%%

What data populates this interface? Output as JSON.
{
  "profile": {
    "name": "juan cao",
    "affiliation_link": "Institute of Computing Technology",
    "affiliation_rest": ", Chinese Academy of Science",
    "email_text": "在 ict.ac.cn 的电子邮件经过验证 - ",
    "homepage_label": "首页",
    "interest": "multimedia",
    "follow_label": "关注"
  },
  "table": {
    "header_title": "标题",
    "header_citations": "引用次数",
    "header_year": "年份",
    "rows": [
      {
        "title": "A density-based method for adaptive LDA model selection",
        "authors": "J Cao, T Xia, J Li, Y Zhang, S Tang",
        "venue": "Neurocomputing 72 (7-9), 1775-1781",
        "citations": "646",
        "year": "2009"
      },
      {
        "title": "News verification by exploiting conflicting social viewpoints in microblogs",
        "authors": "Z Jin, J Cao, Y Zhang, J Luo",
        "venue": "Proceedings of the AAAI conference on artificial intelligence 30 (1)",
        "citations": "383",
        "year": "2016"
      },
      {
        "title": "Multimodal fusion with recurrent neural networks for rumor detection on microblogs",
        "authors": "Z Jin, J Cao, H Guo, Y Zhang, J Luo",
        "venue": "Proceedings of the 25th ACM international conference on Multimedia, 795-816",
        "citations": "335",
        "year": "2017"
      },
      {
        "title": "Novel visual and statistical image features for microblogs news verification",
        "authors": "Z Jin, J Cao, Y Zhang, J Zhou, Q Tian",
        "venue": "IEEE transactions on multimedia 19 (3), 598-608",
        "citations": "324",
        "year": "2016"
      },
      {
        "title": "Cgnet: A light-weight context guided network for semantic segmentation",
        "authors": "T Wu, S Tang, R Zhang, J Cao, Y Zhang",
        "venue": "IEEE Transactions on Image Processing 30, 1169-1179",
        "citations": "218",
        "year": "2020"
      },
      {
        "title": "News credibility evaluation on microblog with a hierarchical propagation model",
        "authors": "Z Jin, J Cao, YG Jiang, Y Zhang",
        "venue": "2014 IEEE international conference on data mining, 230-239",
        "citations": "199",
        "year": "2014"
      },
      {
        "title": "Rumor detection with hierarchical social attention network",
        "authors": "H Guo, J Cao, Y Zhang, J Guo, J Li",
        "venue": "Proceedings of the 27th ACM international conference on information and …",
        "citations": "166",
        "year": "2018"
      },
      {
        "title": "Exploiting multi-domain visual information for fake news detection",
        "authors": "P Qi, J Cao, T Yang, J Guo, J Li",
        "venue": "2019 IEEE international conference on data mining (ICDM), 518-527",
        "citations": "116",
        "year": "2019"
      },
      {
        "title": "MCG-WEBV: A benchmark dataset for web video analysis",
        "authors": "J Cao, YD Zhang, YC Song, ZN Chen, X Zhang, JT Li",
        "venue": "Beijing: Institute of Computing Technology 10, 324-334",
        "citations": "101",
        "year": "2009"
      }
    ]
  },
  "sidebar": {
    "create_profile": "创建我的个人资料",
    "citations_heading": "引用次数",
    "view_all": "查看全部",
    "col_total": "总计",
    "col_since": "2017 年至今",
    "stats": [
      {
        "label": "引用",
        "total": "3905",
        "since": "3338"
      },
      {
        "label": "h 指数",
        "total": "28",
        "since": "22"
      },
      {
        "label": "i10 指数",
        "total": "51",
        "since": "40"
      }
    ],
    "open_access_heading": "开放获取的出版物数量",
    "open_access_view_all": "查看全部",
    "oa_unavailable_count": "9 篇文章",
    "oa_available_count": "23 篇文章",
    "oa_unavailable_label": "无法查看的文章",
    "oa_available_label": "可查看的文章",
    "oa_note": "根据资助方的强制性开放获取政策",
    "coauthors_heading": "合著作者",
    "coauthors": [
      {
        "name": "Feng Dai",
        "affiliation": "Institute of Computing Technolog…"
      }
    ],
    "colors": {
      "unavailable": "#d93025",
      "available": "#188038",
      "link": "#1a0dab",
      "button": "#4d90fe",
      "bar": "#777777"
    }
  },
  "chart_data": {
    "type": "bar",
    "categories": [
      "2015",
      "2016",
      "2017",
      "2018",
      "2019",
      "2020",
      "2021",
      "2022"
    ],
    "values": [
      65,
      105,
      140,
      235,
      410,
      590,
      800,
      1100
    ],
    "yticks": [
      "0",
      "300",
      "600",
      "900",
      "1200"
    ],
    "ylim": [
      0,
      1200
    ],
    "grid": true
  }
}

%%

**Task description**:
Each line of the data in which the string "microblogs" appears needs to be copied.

**Exercise result**:
        "title": "News verification by exploiting conflicting social viewpoints in microblogs",
        "title": "Multimodal fusion with recurrent neural networks for rumor detection on microblogs",
        "title": "Novel visual and statistical image features for microblogs news verification",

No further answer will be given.